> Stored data
==========

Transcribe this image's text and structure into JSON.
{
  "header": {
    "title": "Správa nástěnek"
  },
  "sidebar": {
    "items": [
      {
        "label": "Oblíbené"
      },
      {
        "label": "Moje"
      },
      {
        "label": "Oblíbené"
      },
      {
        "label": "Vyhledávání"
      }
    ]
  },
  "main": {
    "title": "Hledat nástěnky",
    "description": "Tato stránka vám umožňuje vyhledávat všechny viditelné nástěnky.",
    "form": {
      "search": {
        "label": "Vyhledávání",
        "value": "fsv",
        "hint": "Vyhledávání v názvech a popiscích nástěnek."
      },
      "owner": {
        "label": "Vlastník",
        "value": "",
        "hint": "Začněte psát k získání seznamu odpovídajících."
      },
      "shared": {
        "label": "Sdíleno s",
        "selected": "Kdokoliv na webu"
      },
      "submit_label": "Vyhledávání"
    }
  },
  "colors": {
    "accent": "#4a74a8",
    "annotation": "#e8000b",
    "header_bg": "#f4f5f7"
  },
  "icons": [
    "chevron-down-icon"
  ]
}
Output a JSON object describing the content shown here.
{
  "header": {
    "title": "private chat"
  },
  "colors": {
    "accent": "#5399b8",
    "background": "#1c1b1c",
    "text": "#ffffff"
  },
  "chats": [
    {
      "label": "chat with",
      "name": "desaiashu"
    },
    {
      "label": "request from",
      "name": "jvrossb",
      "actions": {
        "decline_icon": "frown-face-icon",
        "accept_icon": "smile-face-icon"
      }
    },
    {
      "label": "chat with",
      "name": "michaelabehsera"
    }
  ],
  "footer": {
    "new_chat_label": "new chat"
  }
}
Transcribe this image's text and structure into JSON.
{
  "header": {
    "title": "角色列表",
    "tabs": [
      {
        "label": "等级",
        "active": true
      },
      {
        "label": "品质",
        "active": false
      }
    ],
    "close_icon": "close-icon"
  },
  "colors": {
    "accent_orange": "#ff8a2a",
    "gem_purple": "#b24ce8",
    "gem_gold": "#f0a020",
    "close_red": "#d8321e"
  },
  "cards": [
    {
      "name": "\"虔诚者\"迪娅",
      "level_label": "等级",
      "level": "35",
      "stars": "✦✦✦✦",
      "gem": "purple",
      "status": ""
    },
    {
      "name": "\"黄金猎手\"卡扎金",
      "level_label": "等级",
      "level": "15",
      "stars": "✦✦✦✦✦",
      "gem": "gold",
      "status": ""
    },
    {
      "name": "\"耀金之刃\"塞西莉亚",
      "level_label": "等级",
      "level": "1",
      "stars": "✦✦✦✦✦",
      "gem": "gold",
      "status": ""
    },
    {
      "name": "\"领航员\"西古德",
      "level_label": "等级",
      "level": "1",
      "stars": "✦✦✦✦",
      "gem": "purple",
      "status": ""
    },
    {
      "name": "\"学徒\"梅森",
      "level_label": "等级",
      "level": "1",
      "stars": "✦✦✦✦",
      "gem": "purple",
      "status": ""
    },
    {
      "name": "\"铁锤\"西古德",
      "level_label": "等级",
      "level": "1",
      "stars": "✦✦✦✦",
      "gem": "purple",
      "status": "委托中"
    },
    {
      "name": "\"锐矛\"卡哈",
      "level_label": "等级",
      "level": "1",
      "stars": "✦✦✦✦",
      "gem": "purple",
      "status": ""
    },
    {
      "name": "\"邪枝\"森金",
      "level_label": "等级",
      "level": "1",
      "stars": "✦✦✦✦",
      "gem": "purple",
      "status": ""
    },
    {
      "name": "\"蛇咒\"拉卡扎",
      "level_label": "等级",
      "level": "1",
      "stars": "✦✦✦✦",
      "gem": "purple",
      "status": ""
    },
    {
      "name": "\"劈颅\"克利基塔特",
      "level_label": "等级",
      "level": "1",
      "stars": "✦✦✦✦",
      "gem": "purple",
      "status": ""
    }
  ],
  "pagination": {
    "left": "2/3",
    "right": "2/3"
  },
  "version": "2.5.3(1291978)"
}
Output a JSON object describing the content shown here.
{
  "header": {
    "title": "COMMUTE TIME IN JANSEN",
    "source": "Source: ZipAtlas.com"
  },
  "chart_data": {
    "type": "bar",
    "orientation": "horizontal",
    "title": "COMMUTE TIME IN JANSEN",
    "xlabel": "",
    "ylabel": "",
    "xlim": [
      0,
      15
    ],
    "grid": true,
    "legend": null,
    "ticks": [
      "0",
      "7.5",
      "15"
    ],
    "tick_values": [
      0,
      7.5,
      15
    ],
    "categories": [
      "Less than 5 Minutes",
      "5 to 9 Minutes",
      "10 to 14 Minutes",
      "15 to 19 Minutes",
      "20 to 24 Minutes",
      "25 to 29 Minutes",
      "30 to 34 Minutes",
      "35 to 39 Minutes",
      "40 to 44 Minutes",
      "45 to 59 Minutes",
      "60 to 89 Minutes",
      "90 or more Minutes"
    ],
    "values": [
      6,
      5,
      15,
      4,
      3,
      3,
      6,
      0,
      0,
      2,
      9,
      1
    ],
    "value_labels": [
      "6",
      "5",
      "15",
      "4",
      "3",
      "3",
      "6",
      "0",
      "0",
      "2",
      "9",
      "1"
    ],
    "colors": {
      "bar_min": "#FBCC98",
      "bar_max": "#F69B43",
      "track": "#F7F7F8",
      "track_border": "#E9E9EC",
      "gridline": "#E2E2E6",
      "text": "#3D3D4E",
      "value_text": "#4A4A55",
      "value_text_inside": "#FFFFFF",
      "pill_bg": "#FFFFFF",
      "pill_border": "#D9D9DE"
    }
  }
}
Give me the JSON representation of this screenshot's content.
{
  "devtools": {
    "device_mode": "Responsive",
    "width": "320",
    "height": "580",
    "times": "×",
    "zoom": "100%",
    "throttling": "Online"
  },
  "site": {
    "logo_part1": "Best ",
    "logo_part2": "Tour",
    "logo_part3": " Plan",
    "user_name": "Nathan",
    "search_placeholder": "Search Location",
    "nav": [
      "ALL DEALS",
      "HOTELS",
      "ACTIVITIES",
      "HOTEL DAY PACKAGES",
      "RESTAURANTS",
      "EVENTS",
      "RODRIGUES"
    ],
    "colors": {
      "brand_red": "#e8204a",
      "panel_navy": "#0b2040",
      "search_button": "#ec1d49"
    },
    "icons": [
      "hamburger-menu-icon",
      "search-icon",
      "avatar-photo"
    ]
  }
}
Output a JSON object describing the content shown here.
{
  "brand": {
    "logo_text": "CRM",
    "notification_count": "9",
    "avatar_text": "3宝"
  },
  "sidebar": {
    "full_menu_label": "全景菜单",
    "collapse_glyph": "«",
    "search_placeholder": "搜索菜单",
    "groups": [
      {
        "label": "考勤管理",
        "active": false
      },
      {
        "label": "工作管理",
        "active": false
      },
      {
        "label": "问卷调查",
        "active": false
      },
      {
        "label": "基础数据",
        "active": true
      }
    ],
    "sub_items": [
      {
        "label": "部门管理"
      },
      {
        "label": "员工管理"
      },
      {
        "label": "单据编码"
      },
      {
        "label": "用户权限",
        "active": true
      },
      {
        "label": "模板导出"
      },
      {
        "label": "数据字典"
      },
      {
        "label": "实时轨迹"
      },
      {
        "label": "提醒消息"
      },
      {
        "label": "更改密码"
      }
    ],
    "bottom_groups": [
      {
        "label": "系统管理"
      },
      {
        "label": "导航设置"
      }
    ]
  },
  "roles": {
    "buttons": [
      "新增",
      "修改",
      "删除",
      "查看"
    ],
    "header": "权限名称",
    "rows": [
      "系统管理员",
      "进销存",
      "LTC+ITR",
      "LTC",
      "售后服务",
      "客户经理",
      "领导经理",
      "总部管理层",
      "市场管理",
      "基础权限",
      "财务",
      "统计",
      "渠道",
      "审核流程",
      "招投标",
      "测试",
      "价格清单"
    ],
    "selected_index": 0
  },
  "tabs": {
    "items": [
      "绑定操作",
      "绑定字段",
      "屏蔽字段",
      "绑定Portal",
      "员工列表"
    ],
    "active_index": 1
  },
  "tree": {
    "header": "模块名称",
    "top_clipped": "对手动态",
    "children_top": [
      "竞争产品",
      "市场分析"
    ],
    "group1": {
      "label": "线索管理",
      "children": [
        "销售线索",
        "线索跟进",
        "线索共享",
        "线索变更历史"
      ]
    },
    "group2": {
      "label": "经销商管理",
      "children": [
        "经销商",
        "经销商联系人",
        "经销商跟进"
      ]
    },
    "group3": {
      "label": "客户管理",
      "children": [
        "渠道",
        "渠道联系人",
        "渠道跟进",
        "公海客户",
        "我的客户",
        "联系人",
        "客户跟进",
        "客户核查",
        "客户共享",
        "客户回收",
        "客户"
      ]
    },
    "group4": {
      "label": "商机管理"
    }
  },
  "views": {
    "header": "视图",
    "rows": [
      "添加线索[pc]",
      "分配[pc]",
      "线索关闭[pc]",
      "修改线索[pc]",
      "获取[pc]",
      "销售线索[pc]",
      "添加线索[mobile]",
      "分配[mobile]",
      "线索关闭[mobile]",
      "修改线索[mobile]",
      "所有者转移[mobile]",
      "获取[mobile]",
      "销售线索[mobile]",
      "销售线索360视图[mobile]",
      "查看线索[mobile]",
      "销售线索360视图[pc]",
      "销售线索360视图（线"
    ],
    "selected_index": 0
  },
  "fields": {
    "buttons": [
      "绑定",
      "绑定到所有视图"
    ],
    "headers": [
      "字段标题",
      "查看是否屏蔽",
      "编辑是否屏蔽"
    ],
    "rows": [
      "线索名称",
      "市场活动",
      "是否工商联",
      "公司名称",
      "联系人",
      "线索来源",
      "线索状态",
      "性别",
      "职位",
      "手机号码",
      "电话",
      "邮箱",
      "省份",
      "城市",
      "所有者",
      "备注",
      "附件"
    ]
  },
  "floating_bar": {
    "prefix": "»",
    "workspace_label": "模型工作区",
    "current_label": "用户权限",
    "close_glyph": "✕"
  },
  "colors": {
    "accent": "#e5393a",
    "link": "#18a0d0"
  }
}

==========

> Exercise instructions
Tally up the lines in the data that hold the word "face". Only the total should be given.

> Solution to the problem
2